For example, to insert a record into the table testable the command is:
INSERT INTO testable VALUES (1, 'Alice'); INSERT INTO testable VALUES (2, 'Bob');
It is important to list the values in the same order as the columns of the table. In our example, the table’s first column is id and the second column is name. Therefore, we need to insert the ID as the first value, and the name as the second.
Select Table Data
Use SELECT to select data from a table and generate different queries for a database. A full list of SELECT parameters can be found in the "SELECT Syntax" chapter of the official MySQL Reference Manual.
For example, to list all of the contents of our testtable the command is:
SELECT * from testtable;
This will return all of the table contents.
MariaDB [testdb]> SELECT * from testtable; +----+-------+ | id | name | +----+-------+ | 1 | Alice | | 2 | Bob | +----+-------+ 2 rows in set (0.00 sec)
You can also filter out which columns you want to select. For example, use SELECT name FROM testtable; to see only the name field for all records:
MariaDB [testdb]> SELECT name FROM testtable; +-------+ | name | +-------+ | Alice | | Bob | +-------+ 2 rows in set (0.00 sec)
Update a Record
Use UPDATE[table name] SET [new values] WHERE [matching condition] to update a record. A full list of UPDATE parameters can be found in the "UPDATE Syntax" chapter of the official MySQL Reference Manual.
For example, to change the record with ID of 2 from Bob to Carl the command is:
UPDATE testtable SET name = 'Carl' WHERE id = '2';
Use SELECT to verify that the record was updated correctly:

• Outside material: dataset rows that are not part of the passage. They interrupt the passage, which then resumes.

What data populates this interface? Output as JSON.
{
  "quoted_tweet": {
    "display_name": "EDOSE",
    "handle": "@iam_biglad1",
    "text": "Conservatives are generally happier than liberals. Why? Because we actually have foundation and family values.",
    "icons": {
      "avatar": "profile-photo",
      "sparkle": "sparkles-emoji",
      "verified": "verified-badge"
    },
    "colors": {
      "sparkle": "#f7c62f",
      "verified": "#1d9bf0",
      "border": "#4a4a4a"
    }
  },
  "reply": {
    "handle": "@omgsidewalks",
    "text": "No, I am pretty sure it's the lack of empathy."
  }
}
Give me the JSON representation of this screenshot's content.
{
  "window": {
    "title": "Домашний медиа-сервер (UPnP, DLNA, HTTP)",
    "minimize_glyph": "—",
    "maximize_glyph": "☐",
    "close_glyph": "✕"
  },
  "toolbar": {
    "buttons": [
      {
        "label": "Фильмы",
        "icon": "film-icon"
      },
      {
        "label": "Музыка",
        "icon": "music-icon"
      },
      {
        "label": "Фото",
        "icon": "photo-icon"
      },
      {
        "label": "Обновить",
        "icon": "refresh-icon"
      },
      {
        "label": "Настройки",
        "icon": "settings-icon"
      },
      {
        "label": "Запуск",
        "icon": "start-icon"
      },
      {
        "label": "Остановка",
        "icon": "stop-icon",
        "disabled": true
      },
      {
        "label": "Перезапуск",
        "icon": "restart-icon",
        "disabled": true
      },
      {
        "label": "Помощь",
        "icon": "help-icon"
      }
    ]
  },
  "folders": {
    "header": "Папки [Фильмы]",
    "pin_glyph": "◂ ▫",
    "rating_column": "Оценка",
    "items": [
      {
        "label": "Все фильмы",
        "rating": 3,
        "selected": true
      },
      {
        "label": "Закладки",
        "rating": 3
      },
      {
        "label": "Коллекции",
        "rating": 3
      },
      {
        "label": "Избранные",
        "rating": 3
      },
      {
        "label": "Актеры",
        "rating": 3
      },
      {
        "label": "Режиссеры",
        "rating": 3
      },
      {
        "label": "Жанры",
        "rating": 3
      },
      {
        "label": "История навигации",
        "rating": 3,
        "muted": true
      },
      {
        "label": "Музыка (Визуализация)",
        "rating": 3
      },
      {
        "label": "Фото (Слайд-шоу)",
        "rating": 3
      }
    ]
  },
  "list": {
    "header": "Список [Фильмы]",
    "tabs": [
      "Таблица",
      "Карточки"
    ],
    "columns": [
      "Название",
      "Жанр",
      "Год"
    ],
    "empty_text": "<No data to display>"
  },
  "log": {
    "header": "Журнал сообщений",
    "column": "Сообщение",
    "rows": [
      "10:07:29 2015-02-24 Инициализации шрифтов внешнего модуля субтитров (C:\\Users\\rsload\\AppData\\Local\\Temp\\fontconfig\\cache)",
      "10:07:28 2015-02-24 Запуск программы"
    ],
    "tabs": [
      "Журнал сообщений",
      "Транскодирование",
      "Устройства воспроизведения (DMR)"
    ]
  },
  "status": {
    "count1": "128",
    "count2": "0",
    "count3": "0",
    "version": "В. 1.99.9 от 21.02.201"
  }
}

MariaDB [testdb]> SELECT * FROM testtable; +----+-------+ | id | name | +----+-------+ | 1 | Alice | | 2 | Carl | +----+-------+ 2 rows in set (0.00 sec)